_Records to use_.
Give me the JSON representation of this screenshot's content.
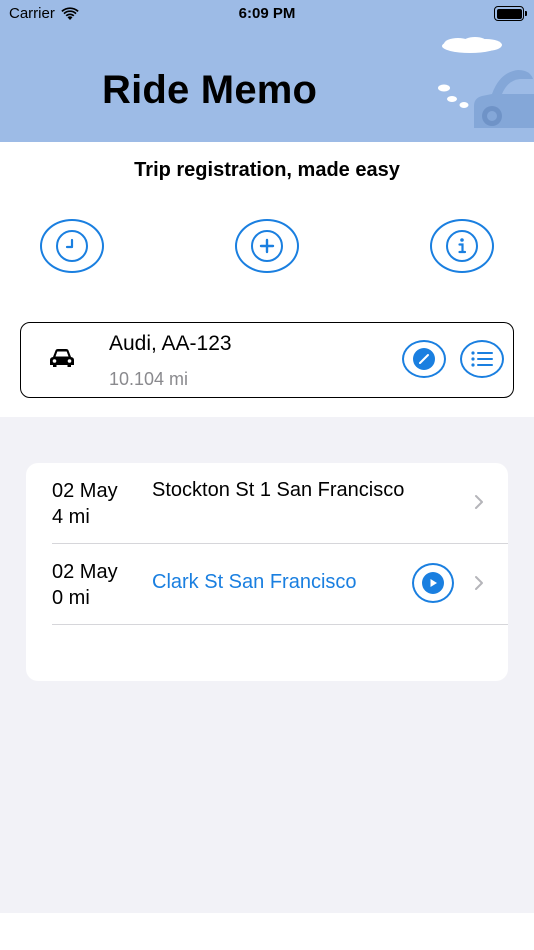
{
  "status_bar": {
    "carrier": "Carrier",
    "time": "6:09 PM"
  },
  "header": {
    "title": "Ride Memo",
    "background_color": "#9dbbe6"
  },
  "tagline": "Trip registration, made easy",
  "action_buttons": [
    {
      "name": "history",
      "icon": "clock-icon"
    },
    {
      "name": "add",
      "icon": "plus-icon"
    },
    {
      "name": "info",
      "icon": "info-icon"
    }
  ],
  "vehicle": {
    "name": "Audi, AA-123",
    "distance": "10.104 mi",
    "icon": "car-icon",
    "edit_icon": "pencil-icon",
    "list_icon": "list-icon"
  },
  "trips": [
    {
      "date": "02 May",
      "distance": "4 mi",
      "address": "Stockton St 1 San Francisco",
      "in_progress": false
    },
    {
      "date": "02 May",
      "distance": "0 mi",
      "address": "Clark St  San Francisco",
      "in_progress": true
    }
  ],
  "accent_color": "#1a7fe0"
}
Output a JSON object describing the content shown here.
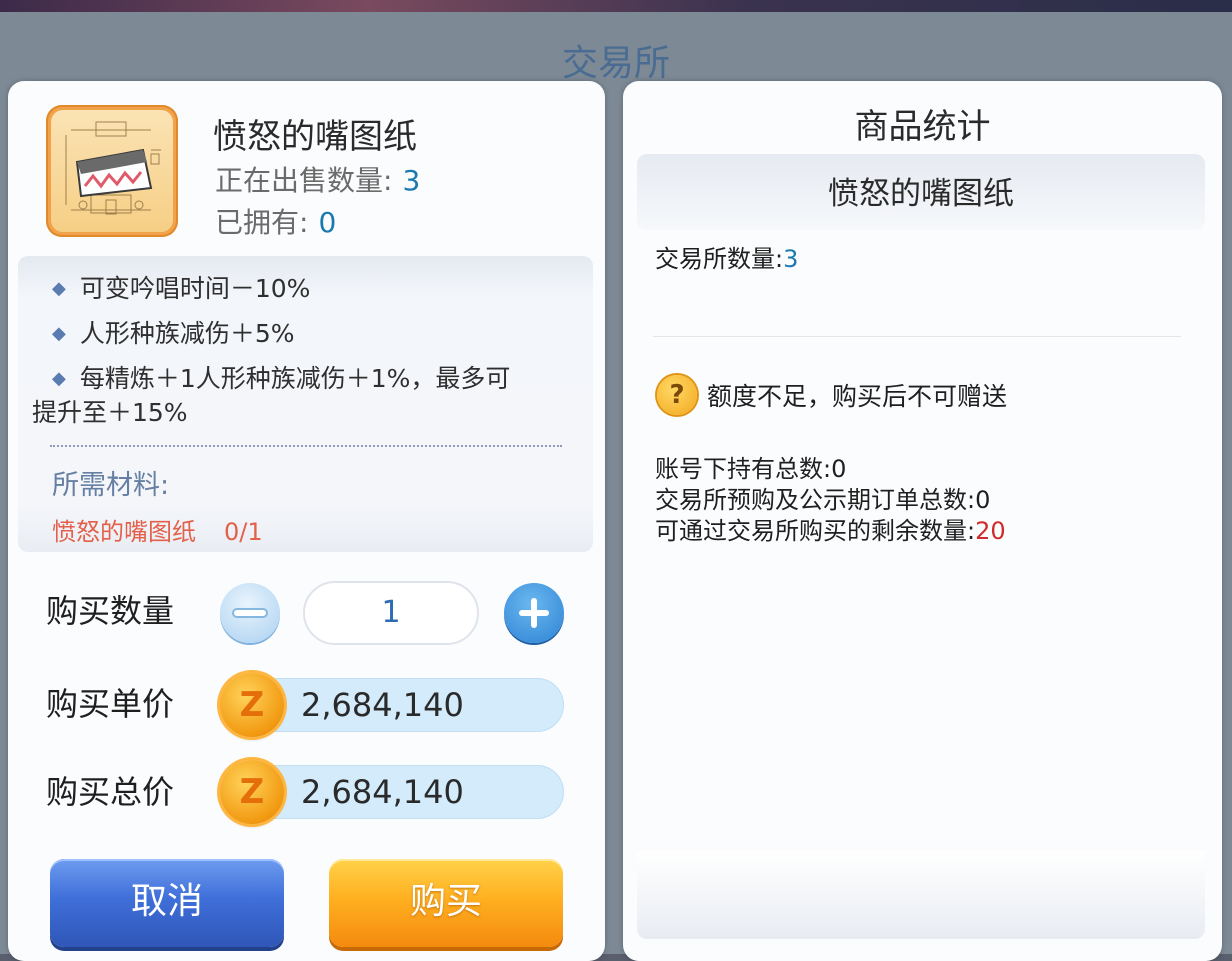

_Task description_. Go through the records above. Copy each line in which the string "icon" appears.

_Task output_.
      "icon": "clock-icon"
      "icon": "plus-icon"
      "icon": "info-icon"
    "icon": "car-icon",
    "edit_icon": "pencil-icon",
    "list_icon": "list-icon"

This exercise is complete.